== Listed records ==
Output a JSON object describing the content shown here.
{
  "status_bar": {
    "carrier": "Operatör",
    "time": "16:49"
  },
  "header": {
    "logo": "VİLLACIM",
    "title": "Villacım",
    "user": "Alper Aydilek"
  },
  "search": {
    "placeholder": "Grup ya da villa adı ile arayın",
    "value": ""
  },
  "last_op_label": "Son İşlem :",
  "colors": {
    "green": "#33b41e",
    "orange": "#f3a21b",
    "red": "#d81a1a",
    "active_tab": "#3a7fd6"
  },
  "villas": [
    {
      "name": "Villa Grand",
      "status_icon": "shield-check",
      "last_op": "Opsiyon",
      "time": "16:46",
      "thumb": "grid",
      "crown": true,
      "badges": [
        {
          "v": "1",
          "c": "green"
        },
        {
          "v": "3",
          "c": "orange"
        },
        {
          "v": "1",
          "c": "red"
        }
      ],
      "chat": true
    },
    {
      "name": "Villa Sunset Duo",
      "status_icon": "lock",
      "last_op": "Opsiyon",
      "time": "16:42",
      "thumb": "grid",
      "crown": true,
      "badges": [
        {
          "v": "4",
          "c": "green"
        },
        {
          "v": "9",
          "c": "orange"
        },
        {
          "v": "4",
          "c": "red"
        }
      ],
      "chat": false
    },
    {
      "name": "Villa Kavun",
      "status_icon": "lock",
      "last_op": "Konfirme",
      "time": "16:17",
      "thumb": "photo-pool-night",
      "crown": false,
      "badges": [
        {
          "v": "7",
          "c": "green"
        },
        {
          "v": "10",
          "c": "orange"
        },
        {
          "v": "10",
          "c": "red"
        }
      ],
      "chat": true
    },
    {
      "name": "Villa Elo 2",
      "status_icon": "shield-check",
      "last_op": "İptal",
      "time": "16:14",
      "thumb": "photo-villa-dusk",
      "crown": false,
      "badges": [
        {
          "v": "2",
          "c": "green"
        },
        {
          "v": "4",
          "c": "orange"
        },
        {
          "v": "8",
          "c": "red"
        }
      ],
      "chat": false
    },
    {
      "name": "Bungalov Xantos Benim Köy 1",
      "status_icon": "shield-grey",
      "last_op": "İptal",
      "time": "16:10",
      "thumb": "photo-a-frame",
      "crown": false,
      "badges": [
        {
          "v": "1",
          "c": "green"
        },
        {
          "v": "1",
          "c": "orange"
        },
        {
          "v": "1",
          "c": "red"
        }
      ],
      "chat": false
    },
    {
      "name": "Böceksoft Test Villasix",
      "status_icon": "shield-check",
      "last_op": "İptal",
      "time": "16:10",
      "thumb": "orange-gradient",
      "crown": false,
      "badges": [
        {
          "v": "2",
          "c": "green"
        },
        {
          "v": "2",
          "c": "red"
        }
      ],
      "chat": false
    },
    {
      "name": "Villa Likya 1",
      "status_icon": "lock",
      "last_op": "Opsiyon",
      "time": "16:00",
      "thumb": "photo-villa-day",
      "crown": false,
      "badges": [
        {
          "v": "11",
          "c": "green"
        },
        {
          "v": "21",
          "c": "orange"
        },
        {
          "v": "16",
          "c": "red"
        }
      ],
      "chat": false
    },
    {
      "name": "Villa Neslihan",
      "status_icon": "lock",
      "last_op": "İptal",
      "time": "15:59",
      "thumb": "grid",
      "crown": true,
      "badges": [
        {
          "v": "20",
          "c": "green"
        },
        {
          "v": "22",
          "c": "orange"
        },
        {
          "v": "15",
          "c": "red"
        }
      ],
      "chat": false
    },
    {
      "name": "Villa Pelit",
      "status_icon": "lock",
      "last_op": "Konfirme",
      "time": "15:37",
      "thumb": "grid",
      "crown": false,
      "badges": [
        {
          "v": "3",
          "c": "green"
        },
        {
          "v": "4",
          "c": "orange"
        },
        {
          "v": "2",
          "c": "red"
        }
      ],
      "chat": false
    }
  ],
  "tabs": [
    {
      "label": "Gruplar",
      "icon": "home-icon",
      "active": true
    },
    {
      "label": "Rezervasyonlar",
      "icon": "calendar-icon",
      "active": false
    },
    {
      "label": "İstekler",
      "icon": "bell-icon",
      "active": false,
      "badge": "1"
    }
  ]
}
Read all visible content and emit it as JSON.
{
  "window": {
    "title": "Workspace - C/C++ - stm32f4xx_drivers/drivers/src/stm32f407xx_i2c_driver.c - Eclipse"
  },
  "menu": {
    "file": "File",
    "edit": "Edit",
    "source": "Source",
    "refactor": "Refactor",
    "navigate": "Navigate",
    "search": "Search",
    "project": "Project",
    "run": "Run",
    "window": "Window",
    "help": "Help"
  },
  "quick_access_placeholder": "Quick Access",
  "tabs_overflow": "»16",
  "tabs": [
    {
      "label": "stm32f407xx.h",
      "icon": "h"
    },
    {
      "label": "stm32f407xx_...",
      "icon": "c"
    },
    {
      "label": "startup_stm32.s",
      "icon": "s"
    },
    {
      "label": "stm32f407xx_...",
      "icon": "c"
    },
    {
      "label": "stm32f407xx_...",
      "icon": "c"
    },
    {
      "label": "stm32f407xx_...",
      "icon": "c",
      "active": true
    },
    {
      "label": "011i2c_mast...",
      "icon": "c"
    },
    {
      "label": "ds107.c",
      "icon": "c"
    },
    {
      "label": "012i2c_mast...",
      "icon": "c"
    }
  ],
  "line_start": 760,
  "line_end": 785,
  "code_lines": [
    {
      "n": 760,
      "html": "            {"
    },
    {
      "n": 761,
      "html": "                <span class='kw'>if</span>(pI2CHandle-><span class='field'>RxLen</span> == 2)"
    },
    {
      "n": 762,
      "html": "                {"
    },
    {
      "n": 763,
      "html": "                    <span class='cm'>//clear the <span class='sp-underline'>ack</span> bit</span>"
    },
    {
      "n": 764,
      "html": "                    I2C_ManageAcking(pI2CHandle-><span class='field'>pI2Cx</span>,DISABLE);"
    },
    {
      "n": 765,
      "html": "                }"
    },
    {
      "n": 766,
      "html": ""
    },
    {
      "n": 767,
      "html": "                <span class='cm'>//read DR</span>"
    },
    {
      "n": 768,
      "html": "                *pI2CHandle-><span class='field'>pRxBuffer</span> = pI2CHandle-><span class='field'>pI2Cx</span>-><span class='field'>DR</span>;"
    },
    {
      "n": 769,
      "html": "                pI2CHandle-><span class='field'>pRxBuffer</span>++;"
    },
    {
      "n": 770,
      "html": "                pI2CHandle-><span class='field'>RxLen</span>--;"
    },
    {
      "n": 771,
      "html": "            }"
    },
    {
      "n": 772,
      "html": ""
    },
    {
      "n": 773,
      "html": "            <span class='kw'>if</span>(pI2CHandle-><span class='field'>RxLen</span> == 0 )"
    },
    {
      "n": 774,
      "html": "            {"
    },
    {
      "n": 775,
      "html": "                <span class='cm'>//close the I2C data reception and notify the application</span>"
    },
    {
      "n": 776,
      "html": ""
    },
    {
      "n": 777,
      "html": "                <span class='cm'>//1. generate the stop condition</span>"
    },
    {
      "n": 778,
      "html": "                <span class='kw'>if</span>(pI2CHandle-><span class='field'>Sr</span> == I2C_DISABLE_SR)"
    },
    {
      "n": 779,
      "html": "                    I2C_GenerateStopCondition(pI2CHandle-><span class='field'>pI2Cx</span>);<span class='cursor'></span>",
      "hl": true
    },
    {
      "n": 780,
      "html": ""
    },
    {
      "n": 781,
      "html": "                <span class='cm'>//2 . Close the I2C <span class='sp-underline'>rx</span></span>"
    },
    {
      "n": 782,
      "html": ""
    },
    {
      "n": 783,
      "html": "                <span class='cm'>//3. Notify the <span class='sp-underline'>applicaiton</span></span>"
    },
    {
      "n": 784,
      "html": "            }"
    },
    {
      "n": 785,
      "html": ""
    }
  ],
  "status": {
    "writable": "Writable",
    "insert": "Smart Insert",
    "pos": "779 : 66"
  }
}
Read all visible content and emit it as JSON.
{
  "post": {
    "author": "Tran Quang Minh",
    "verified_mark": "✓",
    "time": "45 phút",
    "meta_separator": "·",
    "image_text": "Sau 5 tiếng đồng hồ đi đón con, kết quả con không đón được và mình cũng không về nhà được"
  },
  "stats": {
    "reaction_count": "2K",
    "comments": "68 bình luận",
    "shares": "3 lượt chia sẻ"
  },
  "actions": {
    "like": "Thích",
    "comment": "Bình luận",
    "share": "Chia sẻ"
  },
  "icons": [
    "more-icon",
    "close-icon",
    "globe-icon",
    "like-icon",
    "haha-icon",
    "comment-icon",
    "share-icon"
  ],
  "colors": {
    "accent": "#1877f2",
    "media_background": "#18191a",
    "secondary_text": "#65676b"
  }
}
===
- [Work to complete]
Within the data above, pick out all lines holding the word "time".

- [The completed task]
    "time": "16:49"
      "time": "16:46",
      "time": "16:42",
      "time": "16:17",
      "time": "16:14",
      "time": "16:10",
      "time": "16:10",
      "time": "16:00",
      "time": "15:59",
      "time": "15:37",
    "time": "45 phút",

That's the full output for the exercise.